====== Working data ======

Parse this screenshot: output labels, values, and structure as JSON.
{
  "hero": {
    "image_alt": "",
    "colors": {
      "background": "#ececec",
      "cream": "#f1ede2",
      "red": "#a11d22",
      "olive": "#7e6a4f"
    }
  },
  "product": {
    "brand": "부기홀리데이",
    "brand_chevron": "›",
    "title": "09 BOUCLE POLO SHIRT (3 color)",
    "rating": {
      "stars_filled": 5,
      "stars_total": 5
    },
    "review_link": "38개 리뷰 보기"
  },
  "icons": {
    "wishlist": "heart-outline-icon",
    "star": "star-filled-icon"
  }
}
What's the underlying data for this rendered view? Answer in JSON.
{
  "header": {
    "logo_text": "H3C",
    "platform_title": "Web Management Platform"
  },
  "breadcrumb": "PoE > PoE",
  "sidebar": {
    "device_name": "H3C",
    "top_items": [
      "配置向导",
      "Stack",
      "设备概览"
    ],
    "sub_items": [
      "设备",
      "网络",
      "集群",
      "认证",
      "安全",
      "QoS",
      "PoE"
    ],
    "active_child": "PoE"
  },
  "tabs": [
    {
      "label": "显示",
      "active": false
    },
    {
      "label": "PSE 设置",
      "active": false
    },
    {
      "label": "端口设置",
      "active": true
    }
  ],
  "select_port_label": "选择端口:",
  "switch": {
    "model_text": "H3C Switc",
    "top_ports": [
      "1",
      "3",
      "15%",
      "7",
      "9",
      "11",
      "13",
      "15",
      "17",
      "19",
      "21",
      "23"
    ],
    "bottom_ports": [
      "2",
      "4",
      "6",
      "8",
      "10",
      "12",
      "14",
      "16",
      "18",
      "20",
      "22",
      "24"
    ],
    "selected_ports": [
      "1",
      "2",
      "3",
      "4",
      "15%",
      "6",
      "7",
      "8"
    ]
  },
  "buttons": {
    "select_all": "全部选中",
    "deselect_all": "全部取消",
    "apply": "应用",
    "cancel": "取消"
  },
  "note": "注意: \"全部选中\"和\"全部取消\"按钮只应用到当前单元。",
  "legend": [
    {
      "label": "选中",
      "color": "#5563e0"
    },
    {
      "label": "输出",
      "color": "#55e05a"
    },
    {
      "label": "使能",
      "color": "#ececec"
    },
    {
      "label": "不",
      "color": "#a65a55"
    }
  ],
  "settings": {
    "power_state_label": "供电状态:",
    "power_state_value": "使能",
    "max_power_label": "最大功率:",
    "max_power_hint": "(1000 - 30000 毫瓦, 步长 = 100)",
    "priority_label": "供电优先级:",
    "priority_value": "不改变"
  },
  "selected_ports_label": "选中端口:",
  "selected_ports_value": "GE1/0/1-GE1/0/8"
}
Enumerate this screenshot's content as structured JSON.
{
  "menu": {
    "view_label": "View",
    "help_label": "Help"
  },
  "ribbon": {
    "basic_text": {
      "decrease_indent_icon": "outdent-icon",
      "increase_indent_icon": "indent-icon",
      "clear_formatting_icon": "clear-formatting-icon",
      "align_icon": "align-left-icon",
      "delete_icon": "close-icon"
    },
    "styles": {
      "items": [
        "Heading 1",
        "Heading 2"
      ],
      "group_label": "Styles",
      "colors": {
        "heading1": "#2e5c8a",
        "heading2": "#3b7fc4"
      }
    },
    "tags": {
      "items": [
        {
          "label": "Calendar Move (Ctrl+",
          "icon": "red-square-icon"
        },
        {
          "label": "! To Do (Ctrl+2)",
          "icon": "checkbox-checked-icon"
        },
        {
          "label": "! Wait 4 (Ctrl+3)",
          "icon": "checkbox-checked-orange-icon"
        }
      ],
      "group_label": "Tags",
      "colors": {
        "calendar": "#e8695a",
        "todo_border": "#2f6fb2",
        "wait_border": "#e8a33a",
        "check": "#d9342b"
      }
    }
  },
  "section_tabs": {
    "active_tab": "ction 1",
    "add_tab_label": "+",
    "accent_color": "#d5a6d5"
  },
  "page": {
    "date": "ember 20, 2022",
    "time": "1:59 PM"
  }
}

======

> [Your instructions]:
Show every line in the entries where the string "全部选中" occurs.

> [Worked solution]:
    "select_all": "全部选中",
  "note": "注意: \"全部选中\"和\"全部取消\"按钮只应用到当前单元。",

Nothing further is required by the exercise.